that. Anyway, though it is very nice, there are a few things that
sometimes really make it hard to use. I am saying this from a sort of
"practical" perspective: Its what I noticed when I had to use it, being
used to common lisp.
A major issue for me is the lack of a
default possibility to determine the current compiler somehow. This
makes it impossible to write portable code. But especially in scheme,
which is very small and has a lot of extensions through its compilers
and interpreters, such a thing would be extremely helpful. I dont know
about R6RS, except that many schemers dont like it. Maybe it already has
such a thing.
Then, well, its a lisp-1. This has advantages and
drawbacks. Actually, I think that a lisp-2, putting callable objects
into an own namespace, is actually better in a "practical" sense. On the
other hand, always having to write "funcall" like in common lisp when
calling a function variable is not nice, it should have some "inverse"
to its #'-prefix for declared functions. Well, thats a matter of taste,
and neither common lisp nor scheme really are the way I would like to
Also an issue for me is the way it handles its dynamic
argument numbers. Scheme has a very nice way of doing this, which embeds
into the theory perfectly, specifying (define (name x y z . rest)).
Compared to the common lisp way, which has &rest-specifyers, this
looks pretty. On the other hand, common lisp has an &optional
specifyer, and an &keys specifyer, one can name keys, define default
values, etc. - all this can be done in scheme only with more code. And
its something I really like to have. It makes debugging and specifying
Of course, common lisp also has drawbacks, for example

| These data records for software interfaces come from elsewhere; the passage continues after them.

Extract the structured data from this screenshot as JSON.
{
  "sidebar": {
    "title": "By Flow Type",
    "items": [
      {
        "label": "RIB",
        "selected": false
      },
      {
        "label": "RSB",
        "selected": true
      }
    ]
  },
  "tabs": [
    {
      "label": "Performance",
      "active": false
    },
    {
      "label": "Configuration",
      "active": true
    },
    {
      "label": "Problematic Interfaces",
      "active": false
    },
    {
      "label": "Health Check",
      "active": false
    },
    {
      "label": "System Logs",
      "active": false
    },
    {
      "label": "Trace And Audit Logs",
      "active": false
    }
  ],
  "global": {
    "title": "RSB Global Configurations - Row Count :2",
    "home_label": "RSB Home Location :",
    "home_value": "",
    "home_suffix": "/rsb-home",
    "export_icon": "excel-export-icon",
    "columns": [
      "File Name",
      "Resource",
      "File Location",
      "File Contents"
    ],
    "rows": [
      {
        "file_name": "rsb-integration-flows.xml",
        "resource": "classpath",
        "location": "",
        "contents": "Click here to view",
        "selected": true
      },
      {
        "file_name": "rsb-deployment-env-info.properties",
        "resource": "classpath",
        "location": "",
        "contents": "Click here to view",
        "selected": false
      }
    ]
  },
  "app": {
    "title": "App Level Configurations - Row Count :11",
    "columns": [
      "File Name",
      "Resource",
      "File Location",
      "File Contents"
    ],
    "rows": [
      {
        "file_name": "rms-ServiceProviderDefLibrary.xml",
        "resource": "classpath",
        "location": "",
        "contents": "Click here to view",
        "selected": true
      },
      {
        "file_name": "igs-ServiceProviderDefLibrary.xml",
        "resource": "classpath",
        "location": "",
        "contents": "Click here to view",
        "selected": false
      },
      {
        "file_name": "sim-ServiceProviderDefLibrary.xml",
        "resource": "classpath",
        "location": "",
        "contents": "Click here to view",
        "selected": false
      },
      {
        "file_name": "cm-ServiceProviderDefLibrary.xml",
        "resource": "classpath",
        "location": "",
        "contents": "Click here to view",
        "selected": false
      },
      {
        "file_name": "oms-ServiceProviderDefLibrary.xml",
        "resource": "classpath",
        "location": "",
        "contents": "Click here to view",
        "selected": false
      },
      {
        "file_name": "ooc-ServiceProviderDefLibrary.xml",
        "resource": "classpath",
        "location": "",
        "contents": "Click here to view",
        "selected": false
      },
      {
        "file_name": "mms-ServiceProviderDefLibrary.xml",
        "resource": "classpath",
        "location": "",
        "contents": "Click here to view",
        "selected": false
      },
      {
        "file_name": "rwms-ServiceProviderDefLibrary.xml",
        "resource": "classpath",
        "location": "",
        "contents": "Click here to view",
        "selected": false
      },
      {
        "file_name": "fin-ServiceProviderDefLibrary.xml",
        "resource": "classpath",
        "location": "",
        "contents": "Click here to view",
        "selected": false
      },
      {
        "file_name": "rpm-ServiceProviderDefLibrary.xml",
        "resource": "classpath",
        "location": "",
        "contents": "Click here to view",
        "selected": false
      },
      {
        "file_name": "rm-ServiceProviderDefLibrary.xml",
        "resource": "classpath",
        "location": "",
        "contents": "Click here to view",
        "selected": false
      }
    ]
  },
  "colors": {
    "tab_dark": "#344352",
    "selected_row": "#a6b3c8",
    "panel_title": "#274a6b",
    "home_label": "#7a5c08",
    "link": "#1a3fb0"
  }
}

the lack of a named let. I dont want to insult schemers here, or say
that scheme is a bad language. Its just a few things that I noticed.